We moored above the cattle creep which now has a sign post describing it as a horse tunnel. I do not know if there is any evidence of it being built for horses or whether the local authority decided to dumb down the description. I recall this featuring on the front cover of Devil in the Detail, one of the murder mystery stories set on the Grand Union written by Leo McNeir
If you decide to read these books I recommend that you do so in chronological order starting with Sally Ann's Summer.

Central to these stories is the narrowboat Sally-Ann.
Moored just across from us, by the old brewery, is none other than the star of these books looking just as she is depicted in the books. About time she was freshened up, Mr. McNeir
A Touch of Frost
Woke this morning to the first frost of the season.
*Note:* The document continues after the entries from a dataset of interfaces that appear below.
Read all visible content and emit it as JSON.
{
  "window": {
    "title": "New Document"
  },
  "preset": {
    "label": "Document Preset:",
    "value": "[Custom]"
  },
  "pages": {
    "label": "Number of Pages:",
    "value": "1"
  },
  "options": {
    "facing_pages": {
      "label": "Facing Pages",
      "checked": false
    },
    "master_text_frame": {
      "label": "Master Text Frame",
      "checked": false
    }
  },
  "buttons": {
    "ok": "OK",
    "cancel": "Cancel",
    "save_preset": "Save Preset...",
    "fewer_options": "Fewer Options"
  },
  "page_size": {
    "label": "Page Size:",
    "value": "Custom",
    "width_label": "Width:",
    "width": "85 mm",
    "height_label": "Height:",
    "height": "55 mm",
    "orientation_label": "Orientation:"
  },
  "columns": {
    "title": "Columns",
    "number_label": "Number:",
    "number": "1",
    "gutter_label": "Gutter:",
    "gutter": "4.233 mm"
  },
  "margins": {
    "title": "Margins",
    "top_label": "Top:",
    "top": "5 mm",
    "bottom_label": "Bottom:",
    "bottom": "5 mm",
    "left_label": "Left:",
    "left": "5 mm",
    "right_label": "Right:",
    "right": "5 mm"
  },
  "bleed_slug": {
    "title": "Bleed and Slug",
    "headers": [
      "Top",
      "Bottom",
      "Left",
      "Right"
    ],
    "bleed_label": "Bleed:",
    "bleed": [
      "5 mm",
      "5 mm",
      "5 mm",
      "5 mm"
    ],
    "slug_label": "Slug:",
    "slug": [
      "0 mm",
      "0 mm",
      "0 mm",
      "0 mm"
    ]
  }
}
Emerged from under the tonneau to find Gecko crusted with white frosting. On our way to Wolverton received a text message announcing the arrival of a daughter to friends who live in Fenny Stratford. Wonderful news so had to stop to shop by the new flats on the site of the Wolverton Rail Carriage Works. Hopefully we will still have time to drop into the Rohan outlet shop at Giffard Park before we moor at Peartree tonight for a carvery.

Monday, 18 October 2010

It has been pointed out that, contrary to my report yesterday, Corona and Victoria did in fact join the Jam 'Ole Run at Atherstone. The reporter responsible has been disciplined and I apologise for any embarrassment her dodgy information may have caused.

Sunday, 17 October 2010

Jam 'Ole Run 2010
Every October a group of ex working boats re-enact the coal run from Atherstone to the Kearley and Tonge jam factory in Southall.

From here

To here

We moored at Norton Junction to let them pass. The first three came by fairly promptly.




But then we had a long wait for the other half. When they did turn up we learned that a cow had jumped into the cut in front of Renfrew near Barby and it had taken an hour to get it back on dry land.




But we can reveal here that Corona and Victoria did not start at Atherstone, they only joined the run at Braunston.

Saturday, 16 October 2010

The Deserts of Lincolnshire
Question: If you own a defunct tileworks and need a wall around your yard what do you do?
Answer: Build a wall with the tiles you can't sell.

This is on the banks of the Humber not far from Barbara Castle's bridge.

Question: If you have an 1890 G.E. Railway carriage and no railway, what do you do with it?
Answer: Sell fruit from it for 60 years and then set up a tea shop.

Curent resting place is alongside the six-sail post mill at Waltham near Grimsby.

What do you call it when you have sold out of everything but jelly and ice cream?
Answer: A Desert